The Yellow Wallpaper
Due to the narrator’s confinement, she begins losing her sanity. Most importantly for this story, we see the narrator’s descent into madness through her eyes. Readers stay with the narrator as her mind grows more chaotic and as she begins seeing shapes in the wallpaper. This is the ultimate example of showing, not telling. We have to deduce from her frantic writing style that there isn’t actually a woman trapped in the wallpaper; the narrator just thinks there is because she’s losing her grip on reality.
Questions About Madness
- At what point in the story has the narrator truly descended into madness?

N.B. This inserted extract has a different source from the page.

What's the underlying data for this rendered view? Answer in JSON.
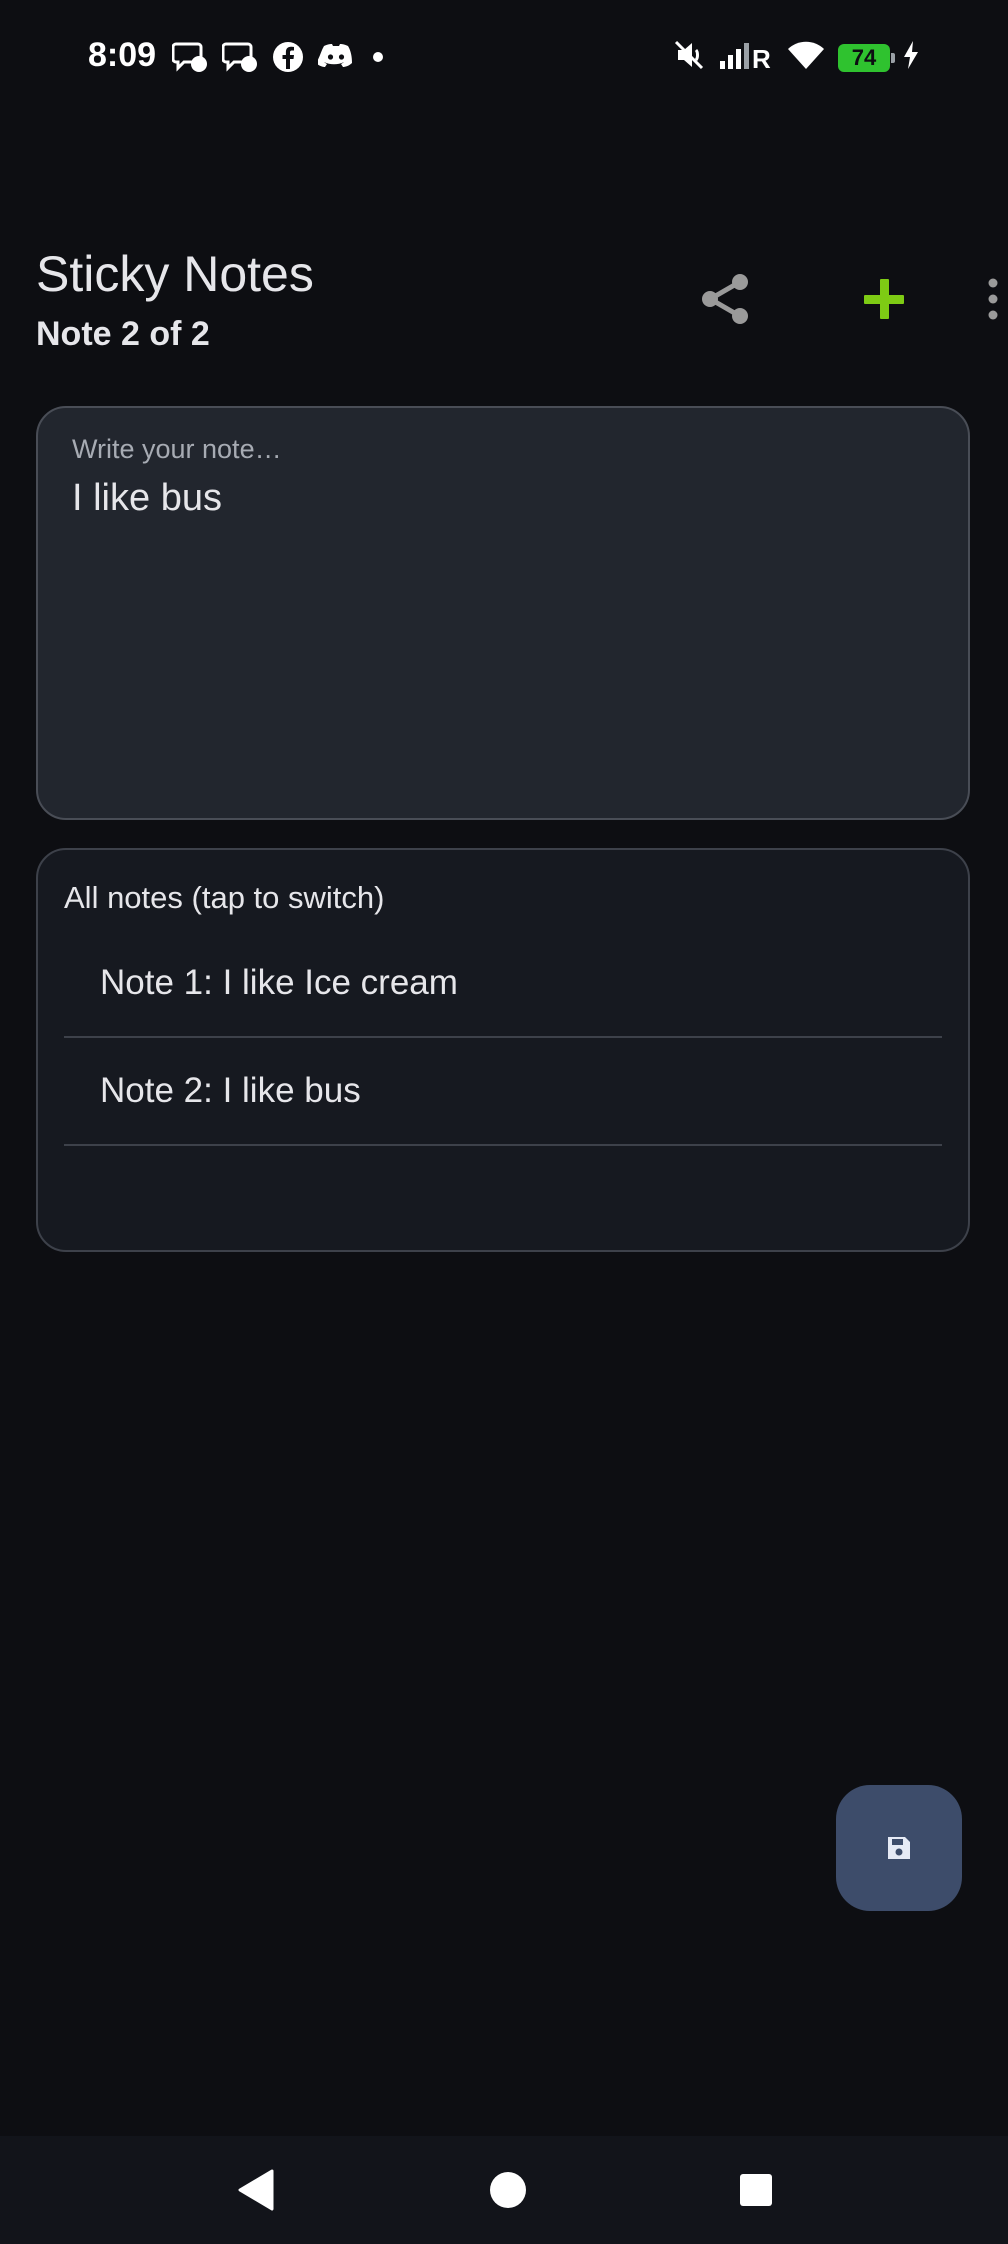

- When is the narrator considered mentally ill by her husband and incapable of making her own decisions? Does this intersect with your answer to the first question at all? How does being considered insane interact with actual point of madness in this story?
- Why does the narrator become mentally ill?
Chew on This
In "The Yellow Wallpaper," the narrator’s rich imagination might have found a productive and healthy outlet in her writing, but being forced to repress her imagination instead leads her to madness.